If a line in the entries below includes "Afiliados", pick it out and copy it.

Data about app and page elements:
---+---
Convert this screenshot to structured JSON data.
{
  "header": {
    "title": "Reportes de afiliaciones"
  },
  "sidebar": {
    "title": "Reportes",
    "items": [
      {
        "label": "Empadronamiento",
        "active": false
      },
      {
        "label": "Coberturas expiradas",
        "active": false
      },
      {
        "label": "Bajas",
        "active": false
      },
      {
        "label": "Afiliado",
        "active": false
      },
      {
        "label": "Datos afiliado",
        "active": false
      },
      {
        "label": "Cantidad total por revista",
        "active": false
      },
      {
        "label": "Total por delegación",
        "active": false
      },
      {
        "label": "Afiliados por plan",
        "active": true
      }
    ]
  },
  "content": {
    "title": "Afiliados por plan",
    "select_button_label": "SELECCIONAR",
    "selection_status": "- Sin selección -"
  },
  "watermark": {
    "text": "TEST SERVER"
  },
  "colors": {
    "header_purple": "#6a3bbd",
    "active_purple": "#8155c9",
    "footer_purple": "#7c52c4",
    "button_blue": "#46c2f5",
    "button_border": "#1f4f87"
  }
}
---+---
Finished exercise:
        "label": "Afiliados por plan",
    "title": "Afiliados por plan",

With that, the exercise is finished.